* Aim of the exercise
Write out the whole listing exactly as it is written below.

* Exercise input
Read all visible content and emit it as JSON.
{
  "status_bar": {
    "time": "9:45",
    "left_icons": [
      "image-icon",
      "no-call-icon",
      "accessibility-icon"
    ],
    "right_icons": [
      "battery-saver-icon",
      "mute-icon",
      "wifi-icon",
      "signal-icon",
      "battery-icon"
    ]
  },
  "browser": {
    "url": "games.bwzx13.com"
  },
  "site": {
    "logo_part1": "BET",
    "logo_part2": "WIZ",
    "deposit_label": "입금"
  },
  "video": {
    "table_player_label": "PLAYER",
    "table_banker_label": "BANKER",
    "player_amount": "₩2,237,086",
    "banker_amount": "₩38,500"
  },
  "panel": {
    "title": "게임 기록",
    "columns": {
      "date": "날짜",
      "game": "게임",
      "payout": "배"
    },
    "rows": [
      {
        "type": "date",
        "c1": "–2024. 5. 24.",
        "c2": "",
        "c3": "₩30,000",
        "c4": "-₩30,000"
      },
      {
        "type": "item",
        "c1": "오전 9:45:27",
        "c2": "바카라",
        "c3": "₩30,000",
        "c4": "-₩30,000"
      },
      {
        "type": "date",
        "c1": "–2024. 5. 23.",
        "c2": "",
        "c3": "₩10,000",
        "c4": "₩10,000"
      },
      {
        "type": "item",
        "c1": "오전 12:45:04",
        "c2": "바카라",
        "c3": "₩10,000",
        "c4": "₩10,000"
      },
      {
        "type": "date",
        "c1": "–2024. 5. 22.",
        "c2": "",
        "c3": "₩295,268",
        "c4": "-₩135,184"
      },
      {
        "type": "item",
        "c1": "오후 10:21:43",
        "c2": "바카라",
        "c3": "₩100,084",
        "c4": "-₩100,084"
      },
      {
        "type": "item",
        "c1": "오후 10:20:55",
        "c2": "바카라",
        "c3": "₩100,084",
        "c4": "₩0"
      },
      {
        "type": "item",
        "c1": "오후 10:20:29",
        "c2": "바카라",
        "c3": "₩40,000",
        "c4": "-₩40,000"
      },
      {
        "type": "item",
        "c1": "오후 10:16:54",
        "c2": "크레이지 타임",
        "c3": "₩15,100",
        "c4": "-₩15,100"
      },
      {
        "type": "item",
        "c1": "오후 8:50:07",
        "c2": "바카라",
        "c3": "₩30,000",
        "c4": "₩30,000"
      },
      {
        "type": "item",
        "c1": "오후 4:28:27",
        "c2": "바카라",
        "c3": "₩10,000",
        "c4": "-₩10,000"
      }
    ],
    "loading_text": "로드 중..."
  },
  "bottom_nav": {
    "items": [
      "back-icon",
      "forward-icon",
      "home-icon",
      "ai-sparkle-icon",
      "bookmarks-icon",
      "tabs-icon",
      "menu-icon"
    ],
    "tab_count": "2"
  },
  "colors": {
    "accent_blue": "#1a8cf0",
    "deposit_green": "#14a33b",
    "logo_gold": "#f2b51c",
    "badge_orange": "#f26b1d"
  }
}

* Written response
Read all visible content and emit it as JSON.
{
  "status_bar": {
    "time": "9:45",
    "left_icons": [
      "image-icon",
      "no-call-icon",
      "accessibility-icon"
    ],
    "right_icons": [
      "battery-saver-icon",
      "mute-icon",
      "wifi-icon",
      "signal-icon",
      "battery-icon"
    ]
  },
  "browser": {
    "url": "games.bwzx13.com"
  },
  "site": {
    "logo_part1": "BET",
    "logo_part2": "WIZ",
    "deposit_label": "입금"
  },
  "video": {
    "table_player_label": "PLAYER",
    "table_banker_label": "BANKER",
    "player_amount": "₩2,237,086",
    "banker_amount": "₩38,500"
  },
  "panel": {
    "title": "게임 기록",
    "columns": {
      "date": "날짜",
      "game": "게임",
      "payout": "배"
    },
    "rows": [
      {
        "type": "date",
        "c1": "–2024. 5. 24.",
        "c2": "",
        "c3": "₩30,000",
        "c4": "-₩30,000"
      },
      {
        "type": "item",
        "c1": "오전 9:45:27",
        "c2": "바카라",
        "c3": "₩30,000",
        "c4": "-₩30,000"
      },
      {
        "type": "date",
        "c1": "–2024. 5. 23.",
        "c2": "",
        "c3": "₩10,000",
        "c4": "₩10,000"
      },
      {
        "type": "item",
        "c1": "오전 12:45:04",
        "c2": "바카라",
        "c3": "₩10,000",
        "c4": "₩10,000"
      },
      {
        "type": "date",
        "c1": "–2024. 5. 22.",
        "c2": "",
        "c3": "₩295,268",
        "c4": "-₩135,184"
      },
      {
        "type": "item",
        "c1": "오후 10:21:43",
        "c2": "바카라",
        "c3": "₩100,084",
        "c4": "-₩100,084"
      },
      {
        "type": "item",
        "c1": "오후 10:20:55",
        "c2": "바카라",
        "c3": "₩100,084",
        "c4": "₩0"
      },
      {
        "type": "item",
        "c1": "오후 10:20:29",
        "c2": "바카라",
        "c3": "₩40,000",
        "c4": "-₩40,000"
      },
      {
        "type": "item",
        "c1": "오후 10:16:54",
        "c2": "크레이지 타임",
        "c3": "₩15,100",
        "c4": "-₩15,100"
      },
      {
        "type": "item",
        "c1": "오후 8:50:07",
        "c2": "바카라",
        "c3": "₩30,000",
        "c4": "₩30,000"
      },
      {
        "type": "item",
        "c1": "오후 4:28:27",
        "c2": "바카라",
        "c3": "₩10,000",
        "c4": "-₩10,000"
      }
    ],
    "loading_text": "로드 중..."
  },
  "bottom_nav": {
    "items": [
      "back-icon",
      "forward-icon",
      "home-icon",
      "ai-sparkle-icon",
      "bookmarks-icon",
      "tabs-icon",
      "menu-icon"
    ],
    "tab_count": "2"
  },
  "colors": {
    "accent_blue": "#1a8cf0",
    "deposit_green": "#14a33b",
    "logo_gold": "#f2b51c",
    "badge_orange": "#f26b1d"
  }
}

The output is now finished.